Exercise: Scan the entries for lines containing the string "Barang". Reply with how many there are, and nothing else.

Provided records:
○ ○ ○ ○ ○ ○ ○

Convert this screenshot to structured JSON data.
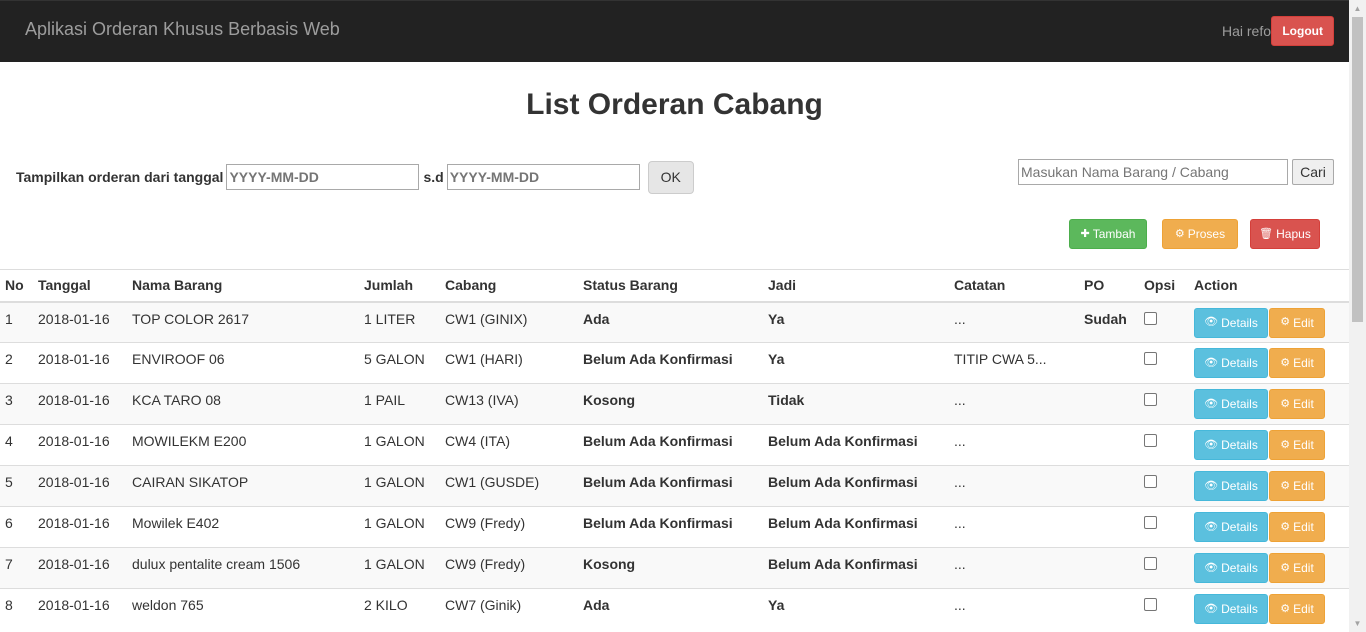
{
  "navbar": {
    "brand": "Aplikasi Orderan Khusus Berbasis Web",
    "greeting": "Hai refo",
    "logout_label": "Logout"
  },
  "page": {
    "title": "List Orderan Cabang"
  },
  "filter": {
    "label": "Tampilkan orderan dari tanggal",
    "from_placeholder": "YYYY-MM-DD",
    "separator": "s.d",
    "to_placeholder": "YYYY-MM-DD",
    "ok_label": "OK"
  },
  "search": {
    "placeholder": "Masukan Nama Barang / Cabang",
    "button_label": "Cari"
  },
  "actions": {
    "tambah": "Tambah",
    "proses": "Proses",
    "hapus": "Hapus"
  },
  "colors": {
    "status_green": "#1a8f1a",
    "status_red": "#e00000",
    "btn_success": "#5cb85c",
    "btn_warning": "#f0ad4e",
    "btn_danger": "#d9534f",
    "btn_info": "#5bc0de"
  },
  "table": {
    "columns": [
      "No",
      "Tanggal",
      "Nama Barang",
      "Jumlah",
      "Cabang",
      "Status Barang",
      "Jadi",
      "Catatan",
      "PO",
      "Opsi",
      "Action"
    ],
    "details_label": "Details",
    "edit_label": "Edit",
    "rows": [
      {
        "no": "1",
        "tanggal": "2018-01-16",
        "nama": "TOP COLOR 2617",
        "jumlah": "1 LITER",
        "cabang": "CW1 (GINIX)",
        "status": "Ada",
        "status_color": "green",
        "jadi": "Ya",
        "jadi_color": "green",
        "catatan": "...",
        "po": "Sudah"
      },
      {
        "no": "2",
        "tanggal": "2018-01-16",
        "nama": "ENVIROOF 06",
        "jumlah": "5 GALON",
        "cabang": "CW1 (HARI)",
        "status": "Belum Ada Konfirmasi",
        "status_color": "black",
        "jadi": "Ya",
        "jadi_color": "green",
        "catatan": "TITIP CWA 5...",
        "po": ""
      },
      {
        "no": "3",
        "tanggal": "2018-01-16",
        "nama": "KCA TARO 08",
        "jumlah": "1 PAIL",
        "cabang": "CW13 (IVA)",
        "status": "Kosong",
        "status_color": "red",
        "jadi": "Tidak",
        "jadi_color": "red",
        "catatan": "...",
        "po": ""
      },
      {
        "no": "4",
        "tanggal": "2018-01-16",
        "nama": "MOWILEKM E200",
        "jumlah": "1 GALON",
        "cabang": "CW4 (ITA)",
        "status": "Belum Ada Konfirmasi",
        "status_color": "black",
        "jadi": "Belum Ada Konfirmasi",
        "jadi_color": "black",
        "catatan": "...",
        "po": ""
      },
      {
        "no": "5",
        "tanggal": "2018-01-16",
        "nama": "CAIRAN SIKATOP",
        "jumlah": "1 GALON",
        "cabang": "CW1 (GUSDE)",
        "status": "Belum Ada Konfirmasi",
        "status_color": "black",
        "jadi": "Belum Ada Konfirmasi",
        "jadi_color": "black",
        "catatan": "...",
        "po": ""
      },
      {
        "no": "6",
        "tanggal": "2018-01-16",
        "nama": "Mowilek E402",
        "jumlah": "1 GALON",
        "cabang": "CW9 (Fredy)",
        "status": "Belum Ada Konfirmasi",
        "status_color": "black",
        "jadi": "Belum Ada Konfirmasi",
        "jadi_color": "black",
        "catatan": "...",
        "po": ""
      },
      {
        "no": "7",
        "tanggal": "2018-01-16",
        "nama": "dulux pentalite cream 1506",
        "jumlah": "1 GALON",
        "cabang": "CW9 (Fredy)",
        "status": "Kosong",
        "status_color": "red",
        "jadi": "Belum Ada Konfirmasi",
        "jadi_color": "black",
        "catatan": "...",
        "po": ""
      },
      {
        "no": "8",
        "tanggal": "2018-01-16",
        "nama": "weldon 765",
        "jumlah": "2 KILO",
        "cabang": "CW7 (Ginik)",
        "status": "Ada",
        "status_color": "green",
        "jadi": "Ya",
        "jadi_color": "green",
        "catatan": "...",
        "po": ""
      }
    ]
  }
}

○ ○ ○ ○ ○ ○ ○

Written reply: 3